▶ **WHAT TO DO**
Line by line, copy the material that follows without leaving anything out.

▶ **EXCERPTED RECORDS**
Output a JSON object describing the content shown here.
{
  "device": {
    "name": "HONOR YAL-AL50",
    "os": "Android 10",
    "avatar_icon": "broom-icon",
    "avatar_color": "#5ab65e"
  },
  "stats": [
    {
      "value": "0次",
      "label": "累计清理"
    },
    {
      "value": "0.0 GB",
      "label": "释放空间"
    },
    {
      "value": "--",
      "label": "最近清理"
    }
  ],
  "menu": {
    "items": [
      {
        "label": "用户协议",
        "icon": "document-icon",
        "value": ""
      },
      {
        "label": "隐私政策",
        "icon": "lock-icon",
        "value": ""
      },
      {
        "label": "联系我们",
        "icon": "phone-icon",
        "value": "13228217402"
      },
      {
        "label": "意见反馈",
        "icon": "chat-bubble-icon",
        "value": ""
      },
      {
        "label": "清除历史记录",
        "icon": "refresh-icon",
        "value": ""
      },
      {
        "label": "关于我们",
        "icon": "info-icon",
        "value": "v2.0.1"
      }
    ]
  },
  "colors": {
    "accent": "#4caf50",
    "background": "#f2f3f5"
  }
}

▶ **RESULT FOR THIS TASK**
Output a JSON object describing the content shown here.
{
  "device": {
    "name": "HONOR YAL-AL50",
    "os": "Android 10",
    "avatar_icon": "broom-icon",
    "avatar_color": "#5ab65e"
  },
  "stats": [
    {
      "value": "0次",
      "label": "累计清理"
    },
    {
      "value": "0.0 GB",
      "label": "释放空间"
    },
    {
      "value": "--",
      "label": "最近清理"
    }
  ],
  "menu": {
    "items": [
      {
        "label": "用户协议",
        "icon": "document-icon",
        "value": ""
      },
      {
        "label": "隐私政策",
        "icon": "lock-icon",
        "value": ""
      },
      {
        "label": "联系我们",
        "icon": "phone-icon",
        "value": "13228217402"
      },
      {
        "label": "意见反馈",
        "icon": "chat-bubble-icon",
        "value": ""
      },
      {
        "label": "清除历史记录",
        "icon": "refresh-icon",
        "value": ""
      },
      {
        "label": "关于我们",
        "icon": "info-icon",
        "value": "v2.0.1"
      }
    ]
  },
  "colors": {
    "accent": "#4caf50",
    "background": "#f2f3f5"
  }
}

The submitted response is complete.